What are we doing in this regard?

We have written a letter elucidating our concerns to the Chief Minister of Delhi, the Education Minister of Delhi, the Principal Secretary of Education, the Director of Education, East Delhi Municipal Corporation, the Director of Education, North Delhi Municipal Corporation, the Director of Education, South Delhi Municipal Corporation, the Director of Education, New Delhi Municipal Council, and the Chief Executive Officer, Office of Cantonment Board.

We have stated how lack of access to the internet adversely impacts the right to education of the students in government schools which, in turn, adversely impacts the life of millions of children in the NCT of Delhi. While highlighting the fact that the effects of poor access to the internet, on education, have only been exacerbated in the context of the current pandemic, we have also elaborated on the importance of the internet as per the National Education Policy (NEP) 2020 in providing access to education.

In the aforementioned context, we have stressed upon the urgent need to formulate specific policies in this respect. Our major recommendations in this regard are as follows: 

  1. Formulation of a specific scheme directed towards the implementation of the National Policy on Information and Communication Technology (ICT) in School Education. This policy involves a multi-stakeholders’ consultation process at national and regional levels to come up with the solutions to include and sustain information and communication technology in the education sector; this is to highlight the approach that the Delhi Government could take in this regard.
  2. In line with NEP 2020, the State government should support carefully designed and appropriately scaled pilot studies to determine how the benefits of online/digital education can be reaped while addressing or mitigating the downsides of the digital divide. At the same time, the existing digital platforms and ongoing ICT-based educational initiatives of the Central and State government, and the NGOs/CSOs must be optimized and/or expanded, through associations and partnerships, to meet the current and future challenges in providing quality and accessible education for all. 
  3. An association between government schools and non-governmental organizations specifically working towards reducing the digital divide in the education sector and facilitating access to the necessary infrastructure for the internet, is imperative. The government should look at ways to encourage the development of such a partnership with proper incentives for the organisations, for maximum impact. 
  4. To impart quality education through the internet, a digital database with the most significant and qualitative material for the children in primary schools should be developed. 
  5. A legal and regulatory environment must be formulated that fosters investment and innovation to enable internet access for the students. There is a need for a clearly defined legislation that addresses the requirement of increasing access to the internet facilities in the domain of primary education. 
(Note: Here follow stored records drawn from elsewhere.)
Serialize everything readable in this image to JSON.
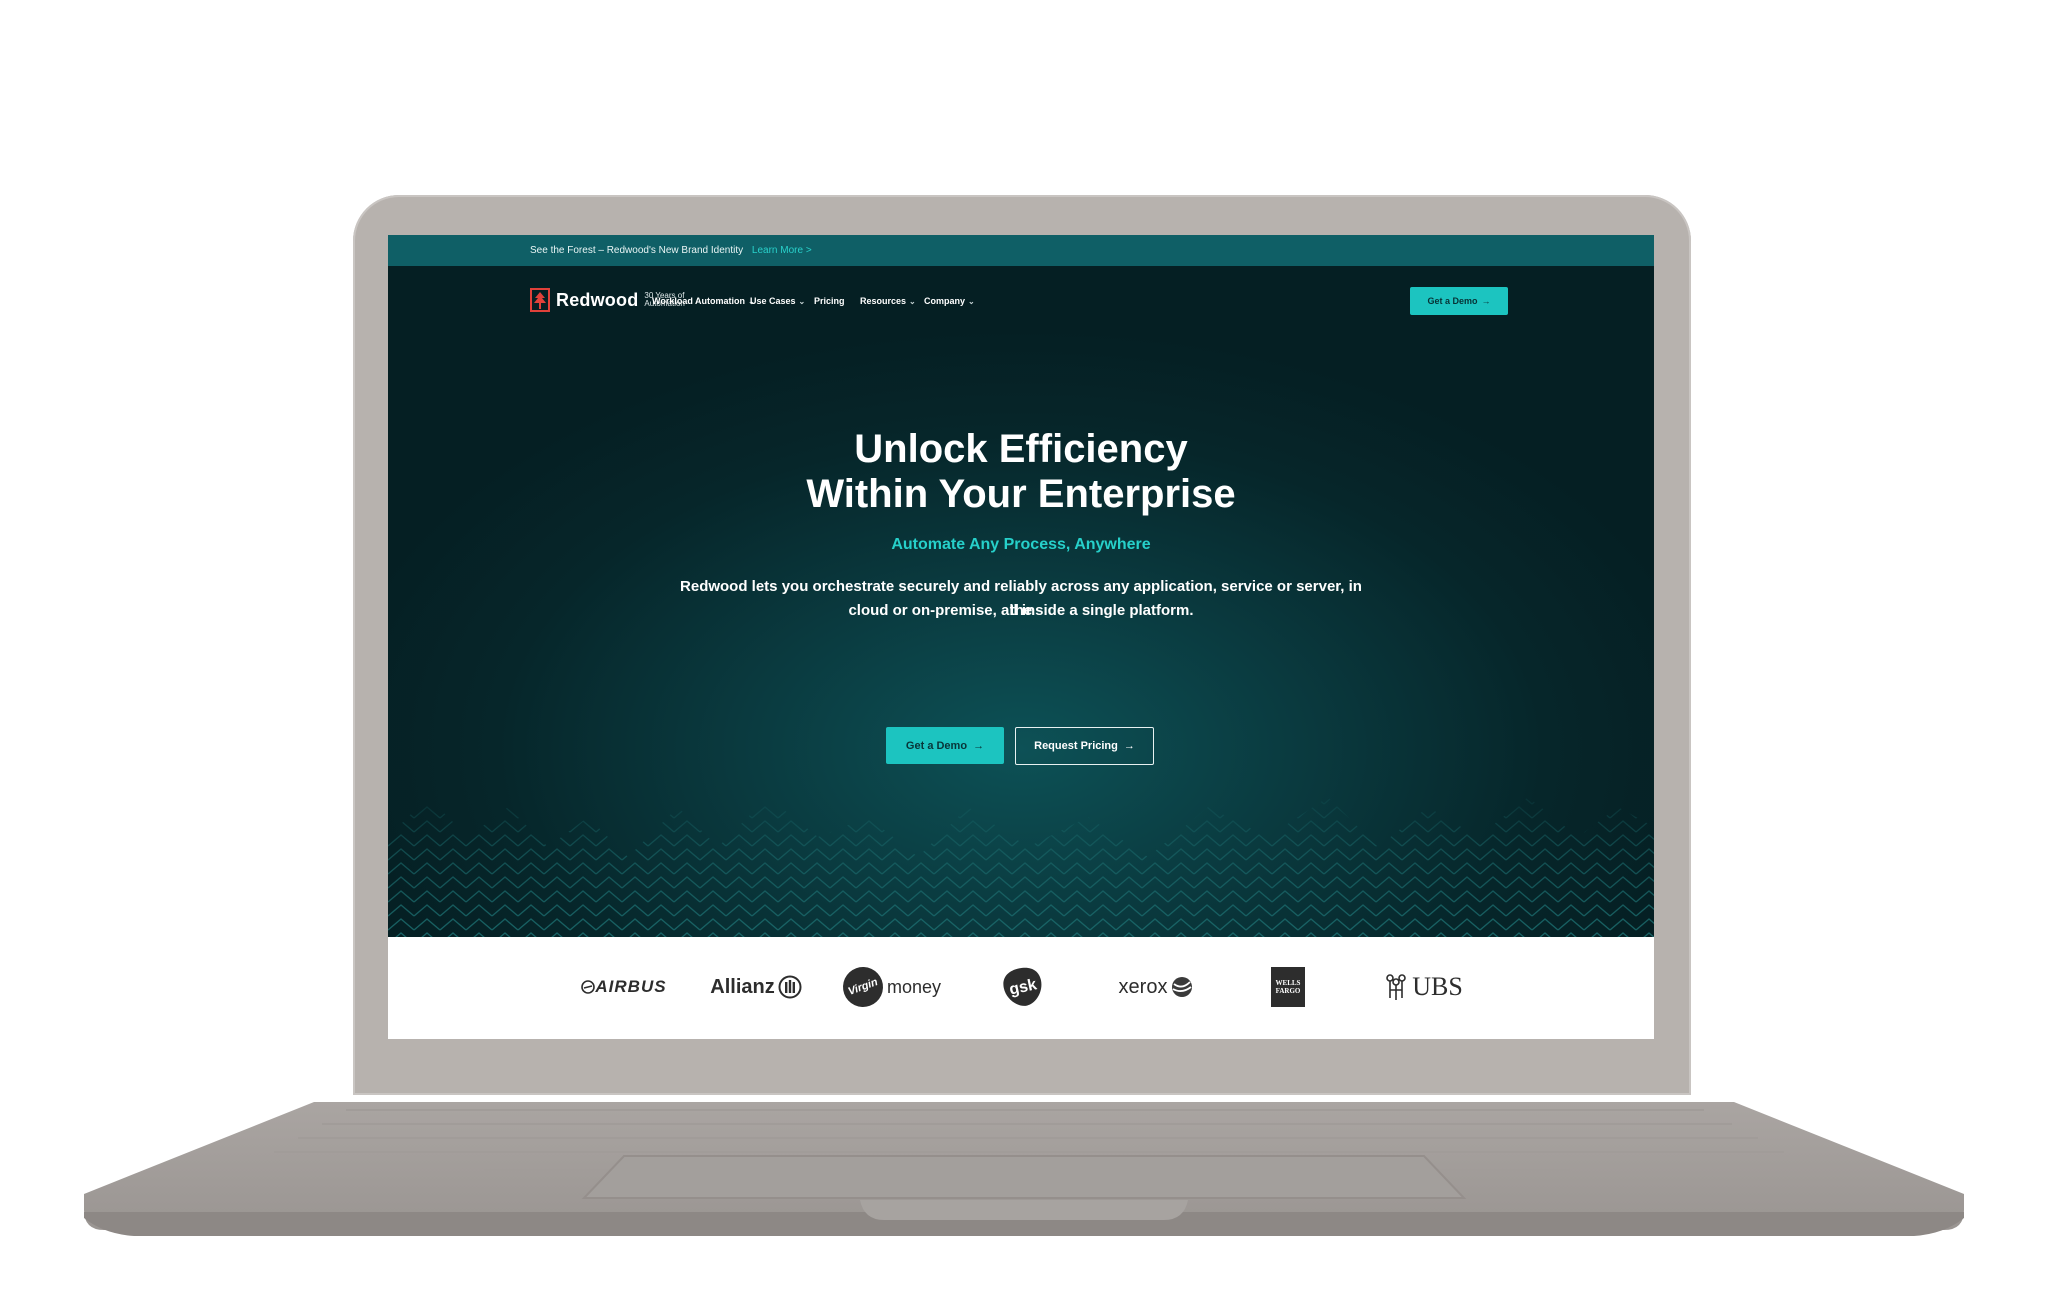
{
  "announcement": {
    "text": "See the Forest – Redwood's New Brand Identity",
    "link": "Learn More >"
  },
  "brand": {
    "name": "Redwood",
    "tagline": "30 Years of Automation"
  },
  "nav": {
    "items": [
      {
        "label": "Workload Automation",
        "chevron": "⌄"
      },
      {
        "label": "Use Cases",
        "chevron": "⌄"
      },
      {
        "label": "Pricing",
        "chevron": ""
      },
      {
        "label": "Resources",
        "chevron": "⌄"
      },
      {
        "label": "Company",
        "chevron": "⌄"
      }
    ],
    "cta": "Get a Demo"
  },
  "hero": {
    "title_line1": "Unlock Efficiency",
    "title_line2": "Within Your Enterprise",
    "subtitle": "Automate Any Process, Anywhere",
    "description_line1": "Redwood lets you orchestrate securely and reliably across any application, service or server, in the",
    "description_line2": "cloud or on-premise, all inside a single platform.",
    "primary_cta": "Get a Demo",
    "secondary_cta": "Request Pricing",
    "arrow": "→"
  },
  "customers": {
    "airbus": "AIRBUS",
    "allianz": "Allianz",
    "virgin": "Virgin",
    "money": "money",
    "gsk": "gsk",
    "xerox": "xerox",
    "wells_line1": "WELLS",
    "wells_line2": "FARGO",
    "ubs": "UBS"
  },
  "colors": {
    "accent": "#1cc4c0",
    "announcement_bg": "#0f5f66",
    "hero_dark": "#06262a",
    "laptop_body": "#b7b2ae",
    "redwood_red": "#e0413a"
  },
  "icons": [
    "redwood-tree-logo-icon",
    "chevron-down-icon",
    "arrow-right-icon",
    "allianz-icon",
    "xerox-globe-icon",
    "ubs-keys-icon"
  ]
}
We will continue following up with the government, to ensure that these students from underprivileged backgrounds are provided with the requisite infrastructure to ensure their right to education. This effort is a part of our Access to Education Project.
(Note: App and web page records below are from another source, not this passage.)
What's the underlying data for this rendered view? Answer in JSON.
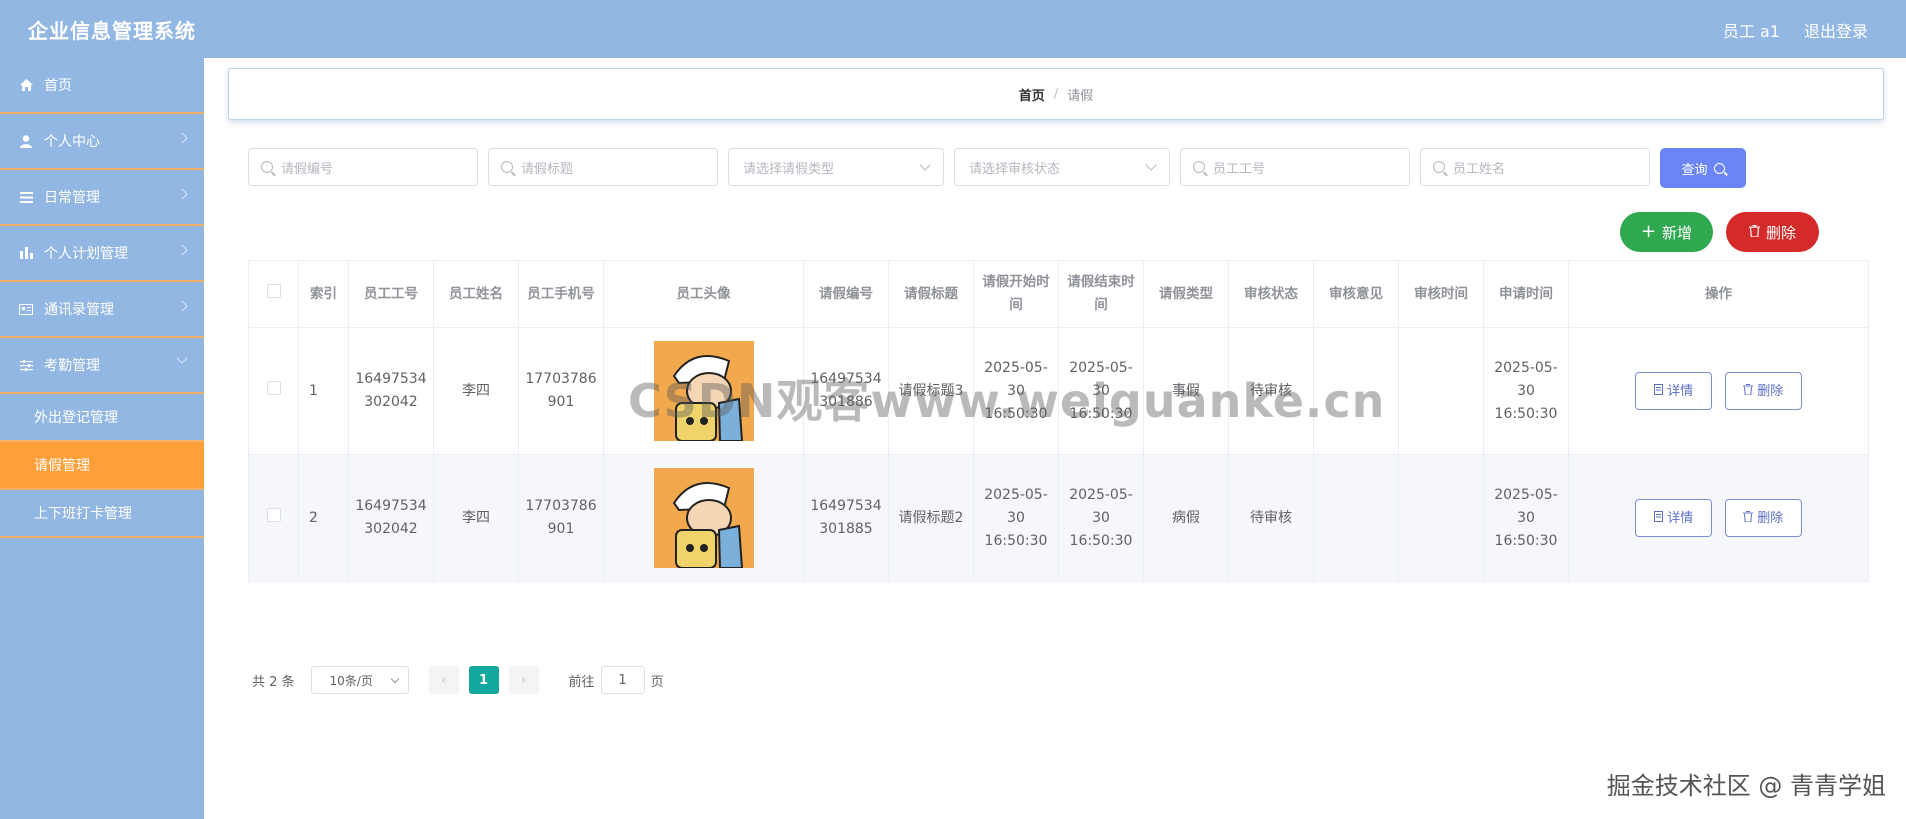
{
  "header": {
    "app_title": "企业信息管理系统",
    "user_label": "员工 a1",
    "logout_label": "退出登录"
  },
  "sidebar": {
    "items": [
      {
        "label": "首页",
        "icon": "home-icon"
      },
      {
        "label": "个人中心",
        "icon": "user-icon"
      },
      {
        "label": "日常管理",
        "icon": "list-icon"
      },
      {
        "label": "个人计划管理",
        "icon": "chart-icon"
      },
      {
        "label": "通讯录管理",
        "icon": "contact-icon"
      },
      {
        "label": "考勤管理",
        "icon": "sliders-icon"
      }
    ],
    "sub_items": [
      {
        "label": "外出登记管理"
      },
      {
        "label": "请假管理",
        "active": true
      },
      {
        "label": "上下班打卡管理"
      }
    ]
  },
  "breadcrumb": {
    "home": "首页",
    "separator": "/",
    "current": "请假"
  },
  "search": {
    "leave_no_placeholder": "请假编号",
    "leave_title_placeholder": "请假标题",
    "leave_type_placeholder": "请选择请假类型",
    "audit_status_placeholder": "请选择审核状态",
    "emp_no_placeholder": "员工工号",
    "emp_name_placeholder": "员工姓名",
    "query_label": "查询"
  },
  "actions": {
    "add_label": "新增",
    "delete_label": "删除"
  },
  "table": {
    "headers": [
      "索引",
      "员工工号",
      "员工姓名",
      "员工手机号",
      "员工头像",
      "请假编号",
      "请假标题",
      "请假开始时间",
      "请假结束时间",
      "请假类型",
      "审核状态",
      "审核意见",
      "审核时间",
      "申请时间",
      "操作"
    ],
    "rows": [
      {
        "index": "1",
        "emp_no": "16497534302042",
        "emp_name": "李四",
        "phone": "17703786901",
        "leave_no": "16497534301886",
        "leave_title": "请假标题3",
        "start": "2025-05-30 16:50:30",
        "end": "2025-05-30 16:50:30",
        "type": "事假",
        "status": "待审核",
        "opinion": "",
        "audit_time": "",
        "apply_time": "2025-05-30 16:50:30"
      },
      {
        "index": "2",
        "emp_no": "16497534302042",
        "emp_name": "李四",
        "phone": "17703786901",
        "leave_no": "16497534301885",
        "leave_title": "请假标题2",
        "start": "2025-05-30 16:50:30",
        "end": "2025-05-30 16:50:30",
        "type": "病假",
        "status": "待审核",
        "opinion": "",
        "audit_time": "",
        "apply_time": "2025-05-30 16:50:30"
      }
    ],
    "detail_label": "详情",
    "row_delete_label": "删除"
  },
  "pager": {
    "total_text": "共 2 条",
    "page_size": "10条/页",
    "current_page": "1",
    "goto_prefix": "前往",
    "goto_value": "1",
    "goto_suffix": "页"
  },
  "watermarks": {
    "center": "CSDN观客www.weiguanke.cn",
    "corner": "掘金技术社区 @ 青青学姐"
  },
  "colors": {
    "header_bg": "#93b7e3",
    "active_menu": "#ff9f3a",
    "menu_divider": "#f7b06a",
    "query_btn": "#6b85f7",
    "add_btn": "#2fa84f",
    "delete_btn": "#d42a2a",
    "page_active": "#13a89e"
  }
}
The CM Office, the Deputy CM and the Education Minister of Delhi took cognisance of the issue, and our letter has been forwarded to the Education Department Chief to start the requisite procedure in this regard. 
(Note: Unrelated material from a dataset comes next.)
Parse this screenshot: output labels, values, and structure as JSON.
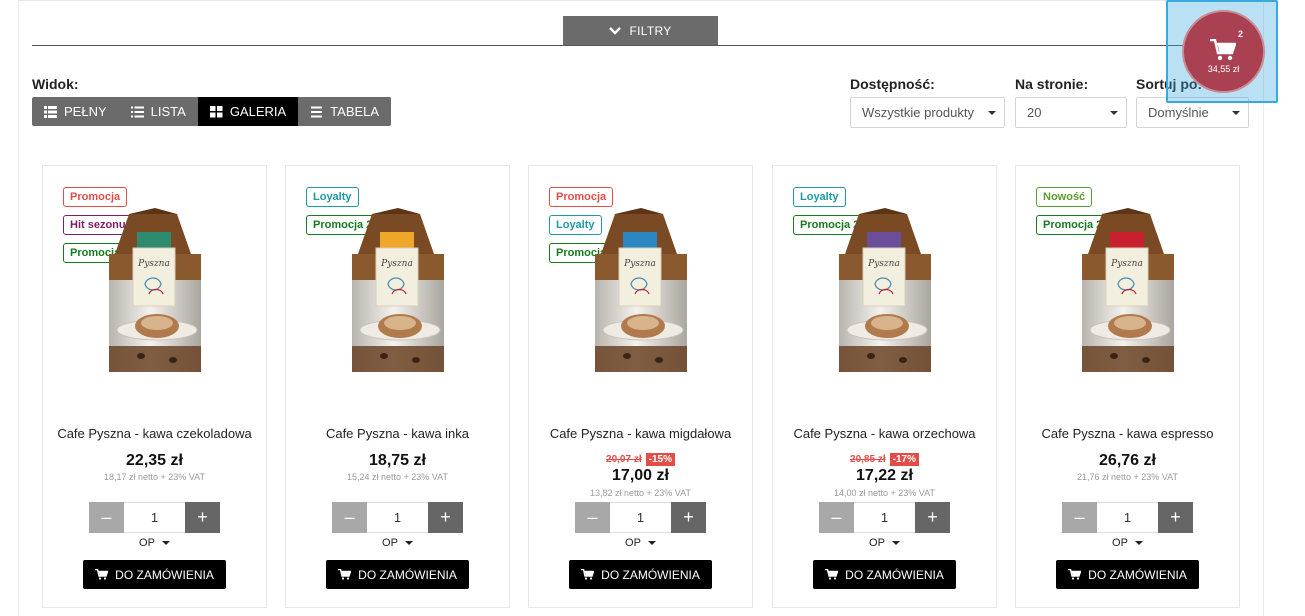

How can you help?

  • You can share our Social Media Updates regarding this issue, to help us increase the outreach of this campaign.
  • You can donate here as per your capacity, to help sustain this campaign.
  • In case you are a resident of Delhi, and can help us in mapping the need and requirements in schools in your area, write to us.
  • You can volunteer to support this campaign, as per your skillset.
  • Write to us at

Important Documents

  1. Letter to Stakeholders by LQF dated 21st September, 2020
  2. Delhi High Court decision dated 18th September, 2020 directing the private unaided and government schools to ensure access to the internet